Extracted data: Begin

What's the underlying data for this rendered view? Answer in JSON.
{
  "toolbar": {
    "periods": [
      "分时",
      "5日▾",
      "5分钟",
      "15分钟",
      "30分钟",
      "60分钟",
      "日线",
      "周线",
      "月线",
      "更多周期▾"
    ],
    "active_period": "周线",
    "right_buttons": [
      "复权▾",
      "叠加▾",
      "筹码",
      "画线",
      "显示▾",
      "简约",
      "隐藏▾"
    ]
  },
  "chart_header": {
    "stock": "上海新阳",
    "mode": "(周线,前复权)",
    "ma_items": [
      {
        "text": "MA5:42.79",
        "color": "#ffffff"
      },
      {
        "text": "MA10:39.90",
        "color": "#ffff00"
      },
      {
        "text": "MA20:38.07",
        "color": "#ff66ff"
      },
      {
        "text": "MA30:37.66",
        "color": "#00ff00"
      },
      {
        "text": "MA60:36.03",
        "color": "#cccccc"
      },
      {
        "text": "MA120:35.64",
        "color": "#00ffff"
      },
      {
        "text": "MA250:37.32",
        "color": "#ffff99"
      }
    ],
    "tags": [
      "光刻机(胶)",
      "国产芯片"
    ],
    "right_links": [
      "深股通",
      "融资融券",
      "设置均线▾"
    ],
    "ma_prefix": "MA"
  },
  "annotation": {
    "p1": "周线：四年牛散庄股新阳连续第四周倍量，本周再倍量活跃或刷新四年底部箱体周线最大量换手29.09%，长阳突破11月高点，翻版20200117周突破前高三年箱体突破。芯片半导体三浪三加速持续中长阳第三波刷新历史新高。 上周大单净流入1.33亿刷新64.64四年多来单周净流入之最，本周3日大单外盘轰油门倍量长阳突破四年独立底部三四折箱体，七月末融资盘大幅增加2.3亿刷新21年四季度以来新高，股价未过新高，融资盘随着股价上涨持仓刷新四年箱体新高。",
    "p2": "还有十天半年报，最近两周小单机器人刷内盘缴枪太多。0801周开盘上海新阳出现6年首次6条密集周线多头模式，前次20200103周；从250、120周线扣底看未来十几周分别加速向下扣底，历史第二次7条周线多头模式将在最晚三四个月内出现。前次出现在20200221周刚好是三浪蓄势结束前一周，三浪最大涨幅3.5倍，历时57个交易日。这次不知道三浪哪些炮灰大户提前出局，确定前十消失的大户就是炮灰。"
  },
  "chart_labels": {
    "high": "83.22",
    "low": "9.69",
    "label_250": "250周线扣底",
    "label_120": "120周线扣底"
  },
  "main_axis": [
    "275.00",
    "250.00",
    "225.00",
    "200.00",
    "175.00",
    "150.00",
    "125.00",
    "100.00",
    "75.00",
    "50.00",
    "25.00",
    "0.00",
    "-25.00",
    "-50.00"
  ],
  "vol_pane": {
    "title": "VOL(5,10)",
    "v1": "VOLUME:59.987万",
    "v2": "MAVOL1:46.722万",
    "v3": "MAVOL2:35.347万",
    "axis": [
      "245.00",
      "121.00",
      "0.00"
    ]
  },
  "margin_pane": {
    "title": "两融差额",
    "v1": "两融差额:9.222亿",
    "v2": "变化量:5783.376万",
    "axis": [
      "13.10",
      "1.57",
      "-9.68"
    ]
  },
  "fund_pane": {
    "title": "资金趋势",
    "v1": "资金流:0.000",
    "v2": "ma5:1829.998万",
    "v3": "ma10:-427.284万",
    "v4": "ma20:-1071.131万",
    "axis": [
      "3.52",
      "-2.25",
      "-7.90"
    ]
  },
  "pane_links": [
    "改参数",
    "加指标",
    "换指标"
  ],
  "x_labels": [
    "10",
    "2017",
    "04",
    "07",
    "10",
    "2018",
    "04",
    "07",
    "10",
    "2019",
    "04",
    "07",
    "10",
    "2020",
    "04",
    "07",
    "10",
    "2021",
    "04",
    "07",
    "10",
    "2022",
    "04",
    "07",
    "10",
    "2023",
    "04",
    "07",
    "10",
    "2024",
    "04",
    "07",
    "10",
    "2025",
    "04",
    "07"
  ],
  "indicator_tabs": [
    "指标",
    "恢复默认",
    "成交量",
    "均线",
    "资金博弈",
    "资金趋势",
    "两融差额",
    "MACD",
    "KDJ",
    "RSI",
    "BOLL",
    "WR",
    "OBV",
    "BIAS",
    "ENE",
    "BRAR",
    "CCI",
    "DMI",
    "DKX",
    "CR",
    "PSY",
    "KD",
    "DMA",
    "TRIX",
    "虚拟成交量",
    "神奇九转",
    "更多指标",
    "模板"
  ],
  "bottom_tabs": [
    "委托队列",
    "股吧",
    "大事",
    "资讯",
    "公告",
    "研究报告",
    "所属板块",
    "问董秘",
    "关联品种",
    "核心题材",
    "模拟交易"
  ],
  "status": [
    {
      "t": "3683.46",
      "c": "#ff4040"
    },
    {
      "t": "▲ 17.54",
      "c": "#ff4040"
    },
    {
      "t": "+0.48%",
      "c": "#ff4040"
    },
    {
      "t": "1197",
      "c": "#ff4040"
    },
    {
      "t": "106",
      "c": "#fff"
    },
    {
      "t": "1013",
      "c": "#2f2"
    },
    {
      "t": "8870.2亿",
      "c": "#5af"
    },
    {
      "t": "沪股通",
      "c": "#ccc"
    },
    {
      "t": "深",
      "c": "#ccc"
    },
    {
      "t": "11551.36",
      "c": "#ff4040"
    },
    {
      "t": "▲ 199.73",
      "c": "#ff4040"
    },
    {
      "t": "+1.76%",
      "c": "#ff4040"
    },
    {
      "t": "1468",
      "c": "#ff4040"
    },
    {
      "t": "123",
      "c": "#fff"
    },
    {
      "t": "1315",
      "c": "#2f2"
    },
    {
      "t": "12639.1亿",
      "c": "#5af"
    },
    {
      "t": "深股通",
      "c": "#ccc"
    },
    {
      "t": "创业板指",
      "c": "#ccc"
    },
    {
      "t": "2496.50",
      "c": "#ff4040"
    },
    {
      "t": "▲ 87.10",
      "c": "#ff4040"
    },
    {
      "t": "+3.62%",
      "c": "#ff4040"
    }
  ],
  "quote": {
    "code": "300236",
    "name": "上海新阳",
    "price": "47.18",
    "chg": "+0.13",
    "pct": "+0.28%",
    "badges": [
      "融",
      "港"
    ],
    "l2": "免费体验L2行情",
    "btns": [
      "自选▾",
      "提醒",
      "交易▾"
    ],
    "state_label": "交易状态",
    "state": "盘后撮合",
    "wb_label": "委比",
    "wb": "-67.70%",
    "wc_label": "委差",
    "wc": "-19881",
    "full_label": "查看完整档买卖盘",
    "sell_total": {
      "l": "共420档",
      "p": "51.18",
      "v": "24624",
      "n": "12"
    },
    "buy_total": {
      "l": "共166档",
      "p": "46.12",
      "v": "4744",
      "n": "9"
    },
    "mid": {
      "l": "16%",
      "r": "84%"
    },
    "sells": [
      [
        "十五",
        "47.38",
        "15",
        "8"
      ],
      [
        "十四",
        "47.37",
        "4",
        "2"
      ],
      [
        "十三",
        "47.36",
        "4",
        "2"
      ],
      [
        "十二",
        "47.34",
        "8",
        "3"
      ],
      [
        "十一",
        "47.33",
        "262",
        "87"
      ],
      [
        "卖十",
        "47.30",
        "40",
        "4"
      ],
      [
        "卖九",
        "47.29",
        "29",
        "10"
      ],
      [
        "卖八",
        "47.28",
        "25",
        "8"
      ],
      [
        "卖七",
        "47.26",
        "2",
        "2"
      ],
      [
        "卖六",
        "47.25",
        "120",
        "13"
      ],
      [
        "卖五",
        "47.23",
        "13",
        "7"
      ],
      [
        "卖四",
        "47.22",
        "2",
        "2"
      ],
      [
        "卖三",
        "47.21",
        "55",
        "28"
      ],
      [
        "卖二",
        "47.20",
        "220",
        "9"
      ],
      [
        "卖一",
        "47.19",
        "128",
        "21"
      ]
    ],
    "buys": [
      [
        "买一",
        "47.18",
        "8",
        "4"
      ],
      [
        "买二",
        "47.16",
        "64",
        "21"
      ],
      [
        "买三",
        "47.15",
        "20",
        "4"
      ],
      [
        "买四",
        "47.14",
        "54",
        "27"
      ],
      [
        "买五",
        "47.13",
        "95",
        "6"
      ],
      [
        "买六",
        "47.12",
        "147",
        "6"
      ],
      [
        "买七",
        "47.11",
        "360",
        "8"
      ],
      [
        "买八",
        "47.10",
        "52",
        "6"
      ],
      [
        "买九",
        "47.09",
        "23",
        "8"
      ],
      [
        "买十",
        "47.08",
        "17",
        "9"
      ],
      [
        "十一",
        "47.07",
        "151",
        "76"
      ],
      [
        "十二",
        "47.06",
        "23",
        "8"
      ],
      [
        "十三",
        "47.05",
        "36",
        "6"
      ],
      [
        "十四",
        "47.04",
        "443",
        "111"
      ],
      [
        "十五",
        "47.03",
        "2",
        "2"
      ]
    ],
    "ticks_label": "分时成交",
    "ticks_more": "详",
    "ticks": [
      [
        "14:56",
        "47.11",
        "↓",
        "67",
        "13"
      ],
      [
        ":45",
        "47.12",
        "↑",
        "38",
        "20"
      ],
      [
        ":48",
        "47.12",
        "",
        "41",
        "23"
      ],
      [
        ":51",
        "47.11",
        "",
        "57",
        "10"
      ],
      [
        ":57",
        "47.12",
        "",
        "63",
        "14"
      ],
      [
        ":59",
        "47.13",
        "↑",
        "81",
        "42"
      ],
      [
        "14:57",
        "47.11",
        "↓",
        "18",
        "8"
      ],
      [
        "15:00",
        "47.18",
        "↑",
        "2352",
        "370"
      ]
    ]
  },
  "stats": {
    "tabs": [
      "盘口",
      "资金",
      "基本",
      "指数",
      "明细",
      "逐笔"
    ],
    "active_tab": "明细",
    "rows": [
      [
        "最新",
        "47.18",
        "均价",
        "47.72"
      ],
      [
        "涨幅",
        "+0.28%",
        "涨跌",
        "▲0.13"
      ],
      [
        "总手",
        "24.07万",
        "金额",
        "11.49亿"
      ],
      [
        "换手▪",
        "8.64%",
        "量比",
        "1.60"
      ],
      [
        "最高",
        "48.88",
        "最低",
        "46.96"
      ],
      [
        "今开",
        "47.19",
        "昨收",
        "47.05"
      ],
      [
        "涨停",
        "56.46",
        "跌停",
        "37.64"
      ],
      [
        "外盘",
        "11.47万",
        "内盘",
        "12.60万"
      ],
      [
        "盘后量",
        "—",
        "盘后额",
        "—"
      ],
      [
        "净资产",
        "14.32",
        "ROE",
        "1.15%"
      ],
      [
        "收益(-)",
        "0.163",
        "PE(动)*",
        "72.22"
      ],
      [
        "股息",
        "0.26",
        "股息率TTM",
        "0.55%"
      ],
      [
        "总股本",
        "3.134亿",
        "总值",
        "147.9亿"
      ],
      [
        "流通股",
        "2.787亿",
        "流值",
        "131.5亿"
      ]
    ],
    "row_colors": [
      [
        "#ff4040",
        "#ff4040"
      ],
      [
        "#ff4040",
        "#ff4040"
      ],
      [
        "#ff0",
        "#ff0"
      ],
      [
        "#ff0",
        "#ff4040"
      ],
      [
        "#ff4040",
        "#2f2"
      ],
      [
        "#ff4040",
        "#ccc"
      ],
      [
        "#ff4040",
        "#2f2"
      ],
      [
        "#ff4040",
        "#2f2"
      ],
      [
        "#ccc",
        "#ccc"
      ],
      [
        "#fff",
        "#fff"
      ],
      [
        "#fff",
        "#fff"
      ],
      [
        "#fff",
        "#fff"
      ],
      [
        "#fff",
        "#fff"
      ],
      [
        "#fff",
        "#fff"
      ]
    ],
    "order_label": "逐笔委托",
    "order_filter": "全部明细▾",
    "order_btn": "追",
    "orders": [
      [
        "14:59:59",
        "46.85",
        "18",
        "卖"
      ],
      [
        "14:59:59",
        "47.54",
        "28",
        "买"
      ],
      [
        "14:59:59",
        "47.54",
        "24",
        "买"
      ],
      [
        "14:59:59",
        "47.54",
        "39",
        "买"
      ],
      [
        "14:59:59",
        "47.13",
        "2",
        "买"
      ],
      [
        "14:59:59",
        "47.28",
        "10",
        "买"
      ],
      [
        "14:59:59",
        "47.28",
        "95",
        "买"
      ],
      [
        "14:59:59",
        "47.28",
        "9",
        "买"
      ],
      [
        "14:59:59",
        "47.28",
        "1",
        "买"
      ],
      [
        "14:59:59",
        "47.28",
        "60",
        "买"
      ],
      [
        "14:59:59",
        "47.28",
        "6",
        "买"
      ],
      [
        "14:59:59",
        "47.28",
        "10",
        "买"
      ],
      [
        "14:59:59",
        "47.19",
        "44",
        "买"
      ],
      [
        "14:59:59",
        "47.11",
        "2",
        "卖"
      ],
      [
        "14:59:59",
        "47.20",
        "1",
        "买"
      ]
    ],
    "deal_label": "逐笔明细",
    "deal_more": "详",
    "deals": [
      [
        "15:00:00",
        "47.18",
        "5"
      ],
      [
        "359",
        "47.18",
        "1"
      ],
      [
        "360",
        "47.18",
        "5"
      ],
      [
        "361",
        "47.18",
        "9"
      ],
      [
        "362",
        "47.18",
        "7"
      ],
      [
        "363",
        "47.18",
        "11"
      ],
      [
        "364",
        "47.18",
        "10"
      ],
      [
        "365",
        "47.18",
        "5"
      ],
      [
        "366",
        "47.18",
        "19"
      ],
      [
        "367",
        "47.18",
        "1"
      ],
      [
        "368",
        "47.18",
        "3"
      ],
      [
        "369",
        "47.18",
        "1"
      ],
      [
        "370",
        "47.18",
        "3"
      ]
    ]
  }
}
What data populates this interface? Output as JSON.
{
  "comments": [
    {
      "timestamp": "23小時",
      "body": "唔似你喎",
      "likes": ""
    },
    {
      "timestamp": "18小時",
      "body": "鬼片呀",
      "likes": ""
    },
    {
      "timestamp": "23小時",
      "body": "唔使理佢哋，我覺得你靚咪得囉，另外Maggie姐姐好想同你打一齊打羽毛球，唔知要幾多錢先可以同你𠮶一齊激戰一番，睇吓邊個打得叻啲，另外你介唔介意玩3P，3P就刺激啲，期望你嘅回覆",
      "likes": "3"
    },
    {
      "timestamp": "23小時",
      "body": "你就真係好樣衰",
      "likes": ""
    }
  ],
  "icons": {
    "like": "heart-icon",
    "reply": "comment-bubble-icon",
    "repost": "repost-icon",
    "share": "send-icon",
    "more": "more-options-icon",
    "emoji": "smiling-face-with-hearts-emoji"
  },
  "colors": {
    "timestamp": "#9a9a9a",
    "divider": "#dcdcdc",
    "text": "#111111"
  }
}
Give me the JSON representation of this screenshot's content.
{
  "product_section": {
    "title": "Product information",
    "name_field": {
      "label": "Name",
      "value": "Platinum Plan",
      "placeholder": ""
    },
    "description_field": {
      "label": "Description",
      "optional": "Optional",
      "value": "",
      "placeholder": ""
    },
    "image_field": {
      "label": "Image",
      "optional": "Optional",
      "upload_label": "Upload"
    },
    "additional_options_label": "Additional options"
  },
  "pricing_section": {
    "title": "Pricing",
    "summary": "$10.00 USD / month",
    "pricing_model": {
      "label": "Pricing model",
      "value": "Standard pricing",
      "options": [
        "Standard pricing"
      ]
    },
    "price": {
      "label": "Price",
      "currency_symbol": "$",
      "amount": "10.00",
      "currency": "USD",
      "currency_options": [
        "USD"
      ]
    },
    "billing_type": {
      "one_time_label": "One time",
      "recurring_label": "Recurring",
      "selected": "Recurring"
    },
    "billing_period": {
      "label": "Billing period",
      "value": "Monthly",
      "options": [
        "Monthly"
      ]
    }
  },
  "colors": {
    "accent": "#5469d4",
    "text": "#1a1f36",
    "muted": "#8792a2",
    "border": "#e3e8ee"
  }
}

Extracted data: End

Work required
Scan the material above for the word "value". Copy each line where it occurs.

Solution
      "value": "Platinum Plan",
      "value": "",
      "value": "Standard pricing",
      "value": "Monthly",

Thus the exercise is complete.